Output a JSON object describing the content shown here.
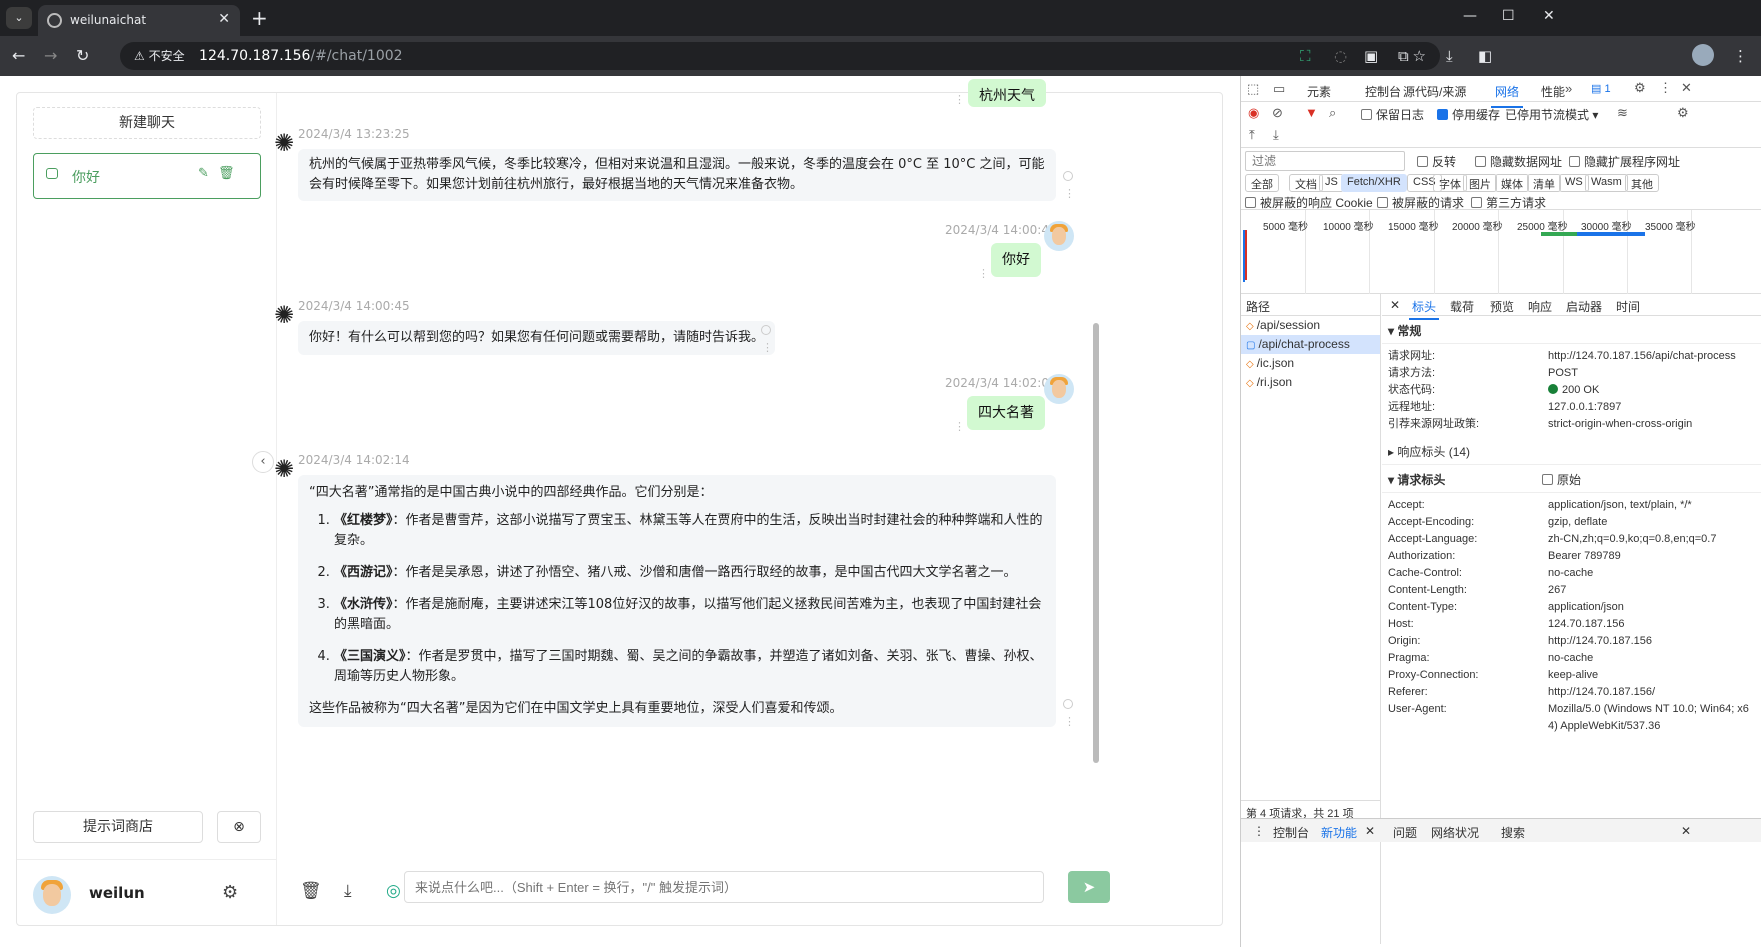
{
  "browser": {
    "tab_title": "weilunaichat",
    "insecure_label": "不安全",
    "url_host": "124.70.187.156",
    "url_path": "/#/chat/1002"
  },
  "sidebar": {
    "new_chat": "新建聊天",
    "chats": [
      {
        "title": "你好"
      }
    ],
    "prompt_store": "提示词商店",
    "username": "weilun"
  },
  "messages": [
    {
      "role": "assistant",
      "time": "2024/3/4 13:23:25",
      "text": "杭州的气候属于亚热带季风气候，冬季比较寒冷，但相对来说温和且湿润。一般来说，冬季的温度会在 0°C 至 10°C 之间，可能会有时候降至零下。如果您计划前往杭州旅行，最好根据当地的天气情况来准备衣物。"
    },
    {
      "role": "user",
      "time": "2024/3/4 14:00:44",
      "text": "你好"
    },
    {
      "role": "assistant",
      "time": "2024/3/4 14:00:45",
      "text": "你好！有什么可以帮到您的吗？如果您有任何问题或需要帮助，请随时告诉我。"
    },
    {
      "role": "user",
      "time": "2024/3/4 14:02:06",
      "text": "四大名著"
    },
    {
      "role": "assistant",
      "time": "2024/3/4 14:02:14",
      "intro": "“四大名著”通常指的是中国古典小说中的四部经典作品。它们分别是：",
      "items": [
        {
          "title": "《红楼梦》",
          "text": "：作者是曹雪芹，这部小说描写了贾宝玉、林黛玉等人在贾府中的生活，反映出当时封建社会的种种弊端和人性的复杂。"
        },
        {
          "title": "《西游记》",
          "text": "：作者是吴承恩，讲述了孙悟空、猪八戒、沙僧和唐僧一路西行取经的故事，是中国古代四大文学名著之一。"
        },
        {
          "title": "《水浒传》",
          "text": "：作者是施耐庵，主要讲述宋江等108位好汉的故事，以描写他们起义拯救民间苦难为主，也表现了中国封建社会的黑暗面。"
        },
        {
          "title": "《三国演义》",
          "text": "：作者是罗贯中，描写了三国时期魏、蜀、吴之间的争霸故事，并塑造了诸如刘备、关羽、张飞、曹操、孙权、周瑜等历史人物形象。"
        }
      ],
      "outro": "这些作品被称为“四大名著”是因为它们在中国文学史上具有重要地位，深受人们喜爱和传颂。"
    }
  ],
  "partial_top_message": "杭州天气",
  "input": {
    "placeholder": "来说点什么吧...（Shift + Enter = 换行，\"/\" 触发提示词）"
  },
  "devtools": {
    "tabs": [
      "元素",
      "控制台",
      "源代码/来源",
      "网络",
      "性能"
    ],
    "issue_count": "1",
    "preserve_log": "保留日志",
    "disable_cache": "停用缓存",
    "throttle": "已停用节流模式",
    "filter_placeholder": "过滤",
    "invert": "反转",
    "hide_data_urls": "隐藏数据网址",
    "hide_ext_urls": "隐藏扩展程序网址",
    "type_filters": [
      "全部",
      "文档",
      "JS",
      "Fetch/XHR",
      "CSS",
      "字体",
      "图片",
      "媒体",
      "清单",
      "WS",
      "Wasm",
      "其他"
    ],
    "blocked_cookies": "被屏蔽的响应 Cookie",
    "blocked_requests": "被屏蔽的请求",
    "third_party": "第三方请求",
    "timeline_ticks": [
      "5000 毫秒",
      "10000 毫秒",
      "15000 毫秒",
      "20000 毫秒",
      "25000 毫秒",
      "30000 毫秒",
      "35000 毫秒"
    ],
    "path_header": "路径",
    "requests": [
      "/api/session",
      "/api/chat-process",
      "/ic.json",
      "/ri.json"
    ],
    "footer_count": "第 4 项请求，共 21 项",
    "detail_tabs": [
      "标头",
      "载荷",
      "预览",
      "响应",
      "启动器",
      "时间"
    ],
    "general_title": "常规",
    "general": [
      {
        "k": "请求网址:",
        "v": "http://124.70.187.156/api/chat-process"
      },
      {
        "k": "请求方法:",
        "v": "POST"
      },
      {
        "k": "状态代码:",
        "v": "200 OK"
      },
      {
        "k": "远程地址:",
        "v": "127.0.0.1:7897"
      },
      {
        "k": "引荐来源网址政策:",
        "v": "strict-origin-when-cross-origin"
      }
    ],
    "response_headers": "响应标头 (14)",
    "request_headers_title": "请求标头",
    "raw_label": "原始",
    "request_headers": [
      {
        "k": "Accept:",
        "v": "application/json, text/plain, */*"
      },
      {
        "k": "Accept-Encoding:",
        "v": "gzip, deflate"
      },
      {
        "k": "Accept-Language:",
        "v": "zh-CN,zh;q=0.9,ko;q=0.8,en;q=0.7"
      },
      {
        "k": "Authorization:",
        "v": "Bearer 789789"
      },
      {
        "k": "Cache-Control:",
        "v": "no-cache"
      },
      {
        "k": "Content-Length:",
        "v": "267"
      },
      {
        "k": "Content-Type:",
        "v": "application/json"
      },
      {
        "k": "Host:",
        "v": "124.70.187.156"
      },
      {
        "k": "Origin:",
        "v": "http://124.70.187.156"
      },
      {
        "k": "Pragma:",
        "v": "no-cache"
      },
      {
        "k": "Proxy-Connection:",
        "v": "keep-alive"
      },
      {
        "k": "Referer:",
        "v": "http://124.70.187.156/"
      },
      {
        "k": "User-Agent:",
        "v": "Mozilla/5.0 (Windows NT 10.0; Win64; x64) AppleWebKit/537.36"
      }
    ],
    "drawer_tabs": [
      "控制台",
      "新功能",
      "问题",
      "网络状况",
      "搜索"
    ]
  }
}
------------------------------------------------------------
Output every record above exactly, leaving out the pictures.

Output a JSON object describing the content shown here.
{
  "browser": {
    "tab_title": "weilunaichat",
    "insecure_label": "不安全",
    "url_host": "124.70.187.156",
    "url_path": "/#/chat/1002"
  },
  "sidebar": {
    "new_chat": "新建聊天",
    "chats": [
      {
        "title": "你好"
      }
    ],
    "prompt_store": "提示词商店",
    "username": "weilun"
  },
  "messages": [
    {
      "role": "assistant",
      "time": "2024/3/4 13:23:25",
      "text": "杭州的气候属于亚热带季风气候，冬季比较寒冷，但相对来说温和且湿润。一般来说，冬季的温度会在 0°C 至 10°C 之间，可能会有时候降至零下。如果您计划前往杭州旅行，最好根据当地的天气情况来准备衣物。"
    },
    {
      "role": "user",
      "time": "2024/3/4 14:00:44",
      "text": "你好"
    },
    {
      "role": "assistant",
      "time": "2024/3/4 14:00:45",
      "text": "你好！有什么可以帮到您的吗？如果您有任何问题或需要帮助，请随时告诉我。"
    },
    {
      "role": "user",
      "time": "2024/3/4 14:02:06",
      "text": "四大名著"
    },
    {
      "role": "assistant",
      "time": "2024/3/4 14:02:14",
      "intro": "“四大名著”通常指的是中国古典小说中的四部经典作品。它们分别是：",
      "items": [
        {
          "title": "《红楼梦》",
          "text": "：作者是曹雪芹，这部小说描写了贾宝玉、林黛玉等人在贾府中的生活，反映出当时封建社会的种种弊端和人性的复杂。"
        },
        {
          "title": "《西游记》",
          "text": "：作者是吴承恩，讲述了孙悟空、猪八戒、沙僧和唐僧一路西行取经的故事，是中国古代四大文学名著之一。"
        },
        {
          "title": "《水浒传》",
          "text": "：作者是施耐庵，主要讲述宋江等108位好汉的故事，以描写他们起义拯救民间苦难为主，也表现了中国封建社会的黑暗面。"
        },
        {
          "title": "《三国演义》",
          "text": "：作者是罗贯中，描写了三国时期魏、蜀、吴之间的争霸故事，并塑造了诸如刘备、关羽、张飞、曹操、孙权、周瑜等历史人物形象。"
        }
      ],
      "outro": "这些作品被称为“四大名著”是因为它们在中国文学史上具有重要地位，深受人们喜爱和传颂。"
    }
  ],
  "partial_top_message": "杭州天气",
  "input": {
    "placeholder": "来说点什么吧...（Shift + Enter = 换行，\"/\" 触发提示词）"
  },
  "devtools": {
    "tabs": [
      "元素",
      "控制台",
      "源代码/来源",
      "网络",
      "性能"
    ],
    "issue_count": "1",
    "preserve_log": "保留日志",
    "disable_cache": "停用缓存",
    "throttle": "已停用节流模式",
    "filter_placeholder": "过滤",
    "invert": "反转",
    "hide_data_urls": "隐藏数据网址",
    "hide_ext_urls": "隐藏扩展程序网址",
    "type_filters": [
      "全部",
      "文档",
      "JS",
      "Fetch/XHR",
      "CSS",
      "字体",
      "图片",
      "媒体",
      "清单",
      "WS",
      "Wasm",
      "其他"
    ],
    "blocked_cookies": "被屏蔽的响应 Cookie",
    "blocked_requests": "被屏蔽的请求",
    "third_party": "第三方请求",
    "timeline_ticks": [
      "5000 毫秒",
      "10000 毫秒",
      "15000 毫秒",
      "20000 毫秒",
      "25000 毫秒",
      "30000 毫秒",
      "35000 毫秒"
    ],
    "path_header": "路径",
    "requests": [
      "/api/session",
      "/api/chat-process",
      "/ic.json",
      "/ri.json"
    ],
    "footer_count": "第 4 项请求，共 21 项",
    "detail_tabs": [
      "标头",
      "载荷",
      "预览",
      "响应",
      "启动器",
      "时间"
    ],
    "general_title": "常规",
    "general": [
      {
        "k": "请求网址:",
        "v": "http://124.70.187.156/api/chat-process"
      },
      {
        "k": "请求方法:",
        "v": "POST"
      },
      {
        "k": "状态代码:",
        "v": "200 OK"
      },
      {
        "k": "远程地址:",
        "v": "127.0.0.1:7897"
      },
      {
        "k": "引荐来源网址政策:",
        "v": "strict-origin-when-cross-origin"
      }
    ],
    "response_headers": "响应标头 (14)",
    "request_headers_title": "请求标头",
    "raw_label": "原始",
    "request_headers": [
      {
        "k": "Accept:",
        "v": "application/json, text/plain, */*"
      },
      {
        "k": "Accept-Encoding:",
        "v": "gzip, deflate"
      },
      {
        "k": "Accept-Language:",
        "v": "zh-CN,zh;q=0.9,ko;q=0.8,en;q=0.7"
      },
      {
        "k": "Authorization:",
        "v": "Bearer 789789"
      },
      {
        "k": "Cache-Control:",
        "v": "no-cache"
      },
      {
        "k": "Content-Length:",
        "v": "267"
      },
      {
        "k": "Content-Type:",
        "v": "application/json"
      },
      {
        "k": "Host:",
        "v": "124.70.187.156"
      },
      {
        "k": "Origin:",
        "v": "http://124.70.187.156"
      },
      {
        "k": "Pragma:",
        "v": "no-cache"
      },
      {
        "k": "Proxy-Connection:",
        "v": "keep-alive"
      },
      {
        "k": "Referer:",
        "v": "http://124.70.187.156/"
      },
      {
        "k": "User-Agent:",
        "v": "Mozilla/5.0 (Windows NT 10.0; Win64; x64) AppleWebKit/537.36"
      }
    ],
    "drawer_tabs": [
      "控制台",
      "新功能",
      "问题",
      "网络状况",
      "搜索"
    ]
  }
}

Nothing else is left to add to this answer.